Do You Get Intimidated by Eloquent English Speakers? You Shouldn’t!
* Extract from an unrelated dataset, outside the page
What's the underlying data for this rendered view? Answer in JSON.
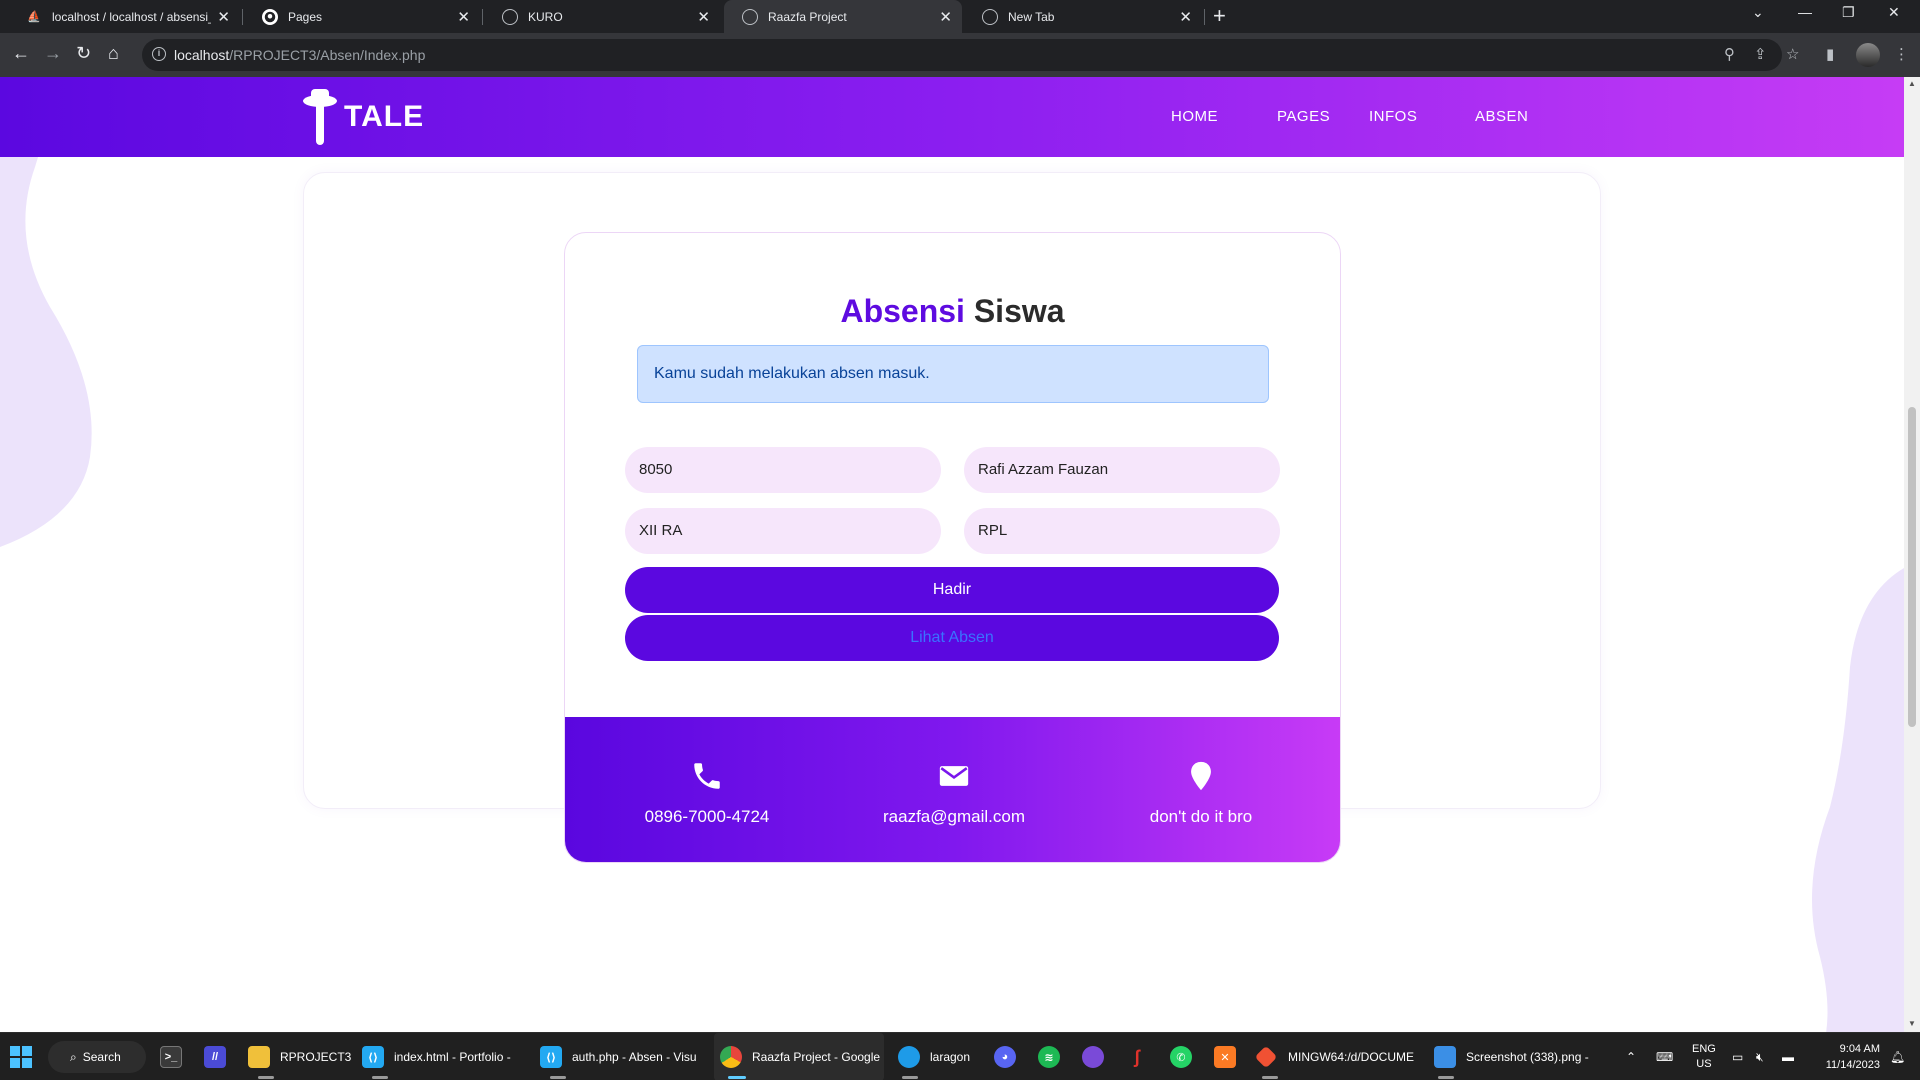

One evening while on my way home from work I was listening to an evening chat show where some Irish-American was analyzing the aftermath of the last American presidential election and its effect on the Republican Party. And here’s the funny thing: Even though I understood EVERY SINGLE WORD he was saying, I couldn’t really figure out what exactly he’s trying to say! Every sentence he uttered was very vague; it was as if he was saying EVERYTHING AND NOTHING at the same time… After his interview, I realized that he was basically trying to convey the following: the Republican Party are still slow to embrace the fast-changing ethnic composition of the American population, and in his view it was one of the decisive factors as to why Mitt Romney lost the presidential election to Barack Obama. It took him 5 minutes or more to explain something so simple, and I can’t think of a more fitting English idiom to describe what he was doing than the following: he was beating around the bush! :grin: He was using super-sophisticated industry lingo. He was rephrasing a single concept many times over and he was repeating the same things all over and over again. I was starting to feel lost while trying to make sense of the tangled mess that his speech was! :mad: Some time ago such an experience would have made me feel very bad as a foreign English speaker because I would have started doubting my own English skills: “My English isn’t good enough because I can’t make out what he’s saying…” “He speaks so fluently and he’s using all these means of expression so professionally… I’ll never be able to speak like him!” Such and similar thoughts would be crossing my mind, but now I know better than start beating myself over not being able to replicate such a seemingly eloquent speech. In fact, now I wouldn’t even want to be able to speak like that, because not only would I be confusing people who are listening to me but also myself! I’d rather say a lot with fewer words than use a never-ending cascade of verbal content which is going to overwhelm my conversation partner or listener and make them acutely aware of their inability to match up to my train of thoughts. How about you? Are you often feeling inferior to some very eloquent English speaker? Are you admiring their ability to use sophisticated language? Is it making your English skills pale in comparison? Then keep reading this article and you may just change your mind! ;-) (more…)